Stats: Total distance 20.58k (as measured by the fitbit app)
Time elapsed (excluding lunch, but including chat and rescue : 4hr11:15
It felt good – although I think I had a bit more ache in my shoulders than last time, but nothing to be worried about. I certainly had a numb-bum by the end, and I might just wonder about whether I can improve the seat. I also find the footpegs less secure than I had hoped – I’ll think about that. Most encouragingly both buoyancy tanks were bone dry – the water in the cockpit all came, I’m sure, from the paddle. Clothing works well in these reasonably warm conditions – if I paddle enthusiastically on into the Autumn I may well need to think about a wetsuit though.
Altogether a very successful and encouraging trip. Didn’t take many photographs – but here they are anyway!
The much vaunted bike race finally showed in Yorkshire – and very successfully too it seems – and is it was passing within walking distance of home, going a taking pictures seemed somewhat obligatory. I find I do, quite irrationally, have a somewhat ambivalent relationship with other people cycling locally since I was forced (for medical reasons) to stop doing so myself, but this was to be a race and an event and a gathering of people so – give it a whirl!
Quite a number of people gathered at the junction of the Ring Road and the A58, and a very cheerful atmosphere developed while we waited for the stars to arrive.
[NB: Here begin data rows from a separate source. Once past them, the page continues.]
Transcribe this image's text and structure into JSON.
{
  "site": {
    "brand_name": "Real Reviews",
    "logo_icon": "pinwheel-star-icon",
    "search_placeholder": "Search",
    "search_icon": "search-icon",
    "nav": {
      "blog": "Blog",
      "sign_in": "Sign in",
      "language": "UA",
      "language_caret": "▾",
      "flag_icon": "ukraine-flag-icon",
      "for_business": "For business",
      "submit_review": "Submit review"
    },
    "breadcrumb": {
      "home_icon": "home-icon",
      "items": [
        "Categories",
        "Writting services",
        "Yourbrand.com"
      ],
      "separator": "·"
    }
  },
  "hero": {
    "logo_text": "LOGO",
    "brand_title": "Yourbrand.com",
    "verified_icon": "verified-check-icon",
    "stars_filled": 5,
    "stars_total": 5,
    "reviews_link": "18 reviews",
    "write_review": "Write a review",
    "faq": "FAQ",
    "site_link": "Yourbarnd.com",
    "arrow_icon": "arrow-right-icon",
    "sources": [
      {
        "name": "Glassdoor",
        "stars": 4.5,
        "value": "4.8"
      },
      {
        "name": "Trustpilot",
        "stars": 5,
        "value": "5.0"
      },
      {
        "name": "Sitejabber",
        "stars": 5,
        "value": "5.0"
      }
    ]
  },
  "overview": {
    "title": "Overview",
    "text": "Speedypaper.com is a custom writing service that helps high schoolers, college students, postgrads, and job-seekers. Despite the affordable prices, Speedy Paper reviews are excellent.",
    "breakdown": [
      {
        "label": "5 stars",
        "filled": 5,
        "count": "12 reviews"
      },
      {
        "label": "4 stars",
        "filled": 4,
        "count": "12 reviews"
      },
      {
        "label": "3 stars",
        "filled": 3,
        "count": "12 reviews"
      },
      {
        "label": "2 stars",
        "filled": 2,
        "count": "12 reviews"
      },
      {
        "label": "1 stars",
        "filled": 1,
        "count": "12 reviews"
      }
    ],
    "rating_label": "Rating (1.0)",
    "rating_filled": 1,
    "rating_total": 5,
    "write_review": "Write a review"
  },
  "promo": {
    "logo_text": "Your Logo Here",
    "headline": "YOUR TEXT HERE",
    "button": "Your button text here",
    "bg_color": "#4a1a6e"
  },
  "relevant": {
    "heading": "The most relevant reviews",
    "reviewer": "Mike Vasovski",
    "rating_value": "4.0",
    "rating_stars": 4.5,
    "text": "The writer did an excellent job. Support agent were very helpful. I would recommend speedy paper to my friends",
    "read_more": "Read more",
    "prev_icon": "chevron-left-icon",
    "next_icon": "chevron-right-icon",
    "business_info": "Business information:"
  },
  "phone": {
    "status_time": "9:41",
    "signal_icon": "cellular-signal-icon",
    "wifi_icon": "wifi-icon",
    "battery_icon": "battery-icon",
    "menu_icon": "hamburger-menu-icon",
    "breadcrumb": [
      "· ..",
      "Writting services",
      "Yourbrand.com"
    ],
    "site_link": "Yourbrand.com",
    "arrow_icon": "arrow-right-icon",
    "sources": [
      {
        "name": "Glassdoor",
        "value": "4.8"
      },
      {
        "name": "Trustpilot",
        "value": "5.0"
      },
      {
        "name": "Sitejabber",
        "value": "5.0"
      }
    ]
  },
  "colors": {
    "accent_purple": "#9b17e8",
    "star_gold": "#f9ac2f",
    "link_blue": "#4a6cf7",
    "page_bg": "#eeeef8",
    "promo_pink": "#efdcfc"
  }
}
As the photos bear out, rathe more in evidence, and definitely for longer, were the various escort motorcycles (mostly police) and the team cars, which made it very clear what a huge logistical enterprise the whole thing really was.
I’m not sports photographer, and the pictures won’t win any prizes, but it was fun, and I hope there’s some suggestion here of the way it all felt ……
Yorkshire Sculpture Park (YSP) has become one of our favourite places to visit locally, and we make the trip several times each year, enjoying the changing of the seasons as much as the changing of the galleries and the artwork. It’s that combination of fine art placed in a natural environment (largely anyway – some is always in galleries) that is the main attraction for me.
This early spring visit offered us the trees (of which there are very many!) still in skeletal form, unadorned and with their lines “unconfused” by the leaves which will come in the next few weeks. I really enjoy that anyway; beautiful though trees might be in full leaf, the fine tracery of twigs, branches, limbs and trunks is only revealed during the “fall” seasons, and is brilliant, in a sense artwork beyond human artifice.
There is currently a new exhibition of Henry Moore’s work both in the “Underground Gallery” and out in the gardens. I find increasing pleasure in his sculpture; I don’t claim to understand it or to be able to interpret it, I guess I just enjoy the shapes, the lines and the curves. Perhaps it reflects my inadequate knowledge of what he’s about, but I find myself thinking that interpretation is the wrong objective here anyway. There can be, at risk of sounding pretentious, an emotional, even spiritual reaction to the shapes which might actually be lessened by “mere” interpretation.
Interestingly, there are several works in the gallery which are by their shape plainly “human”, reclining figures. On these Moore has made a face – eyes, nose and mouth – which looks a little like graffiti. I really did find that these “faces” spoiled my enjoyment of the figures, maybe because it seemed to be an attempt to make them lifelike. Maybe just a phase he went through!!?
In the chapel in the grounds, now converted into a gallery, was a presentation called “The Song of Coal”. The was extraordinary and very powerful. Visually it created a “rose window” on the blank wall in the segments of which were ever changing scenes from the story of coal, and particularly of those who mined for it. The whole was accompanied by a choir singing something based on an ecclesiastical litany sung to plainchant. Lovely sound, although the words were sadly very difficult to distinguish. The whole served as a reminder of that area’s association with pits and mining and as a nudge towards visiting the Mining Museum that’s just up the road from the YSP itself.
Satisfying and enjoyable visit as always ….. here’s a selection of images …..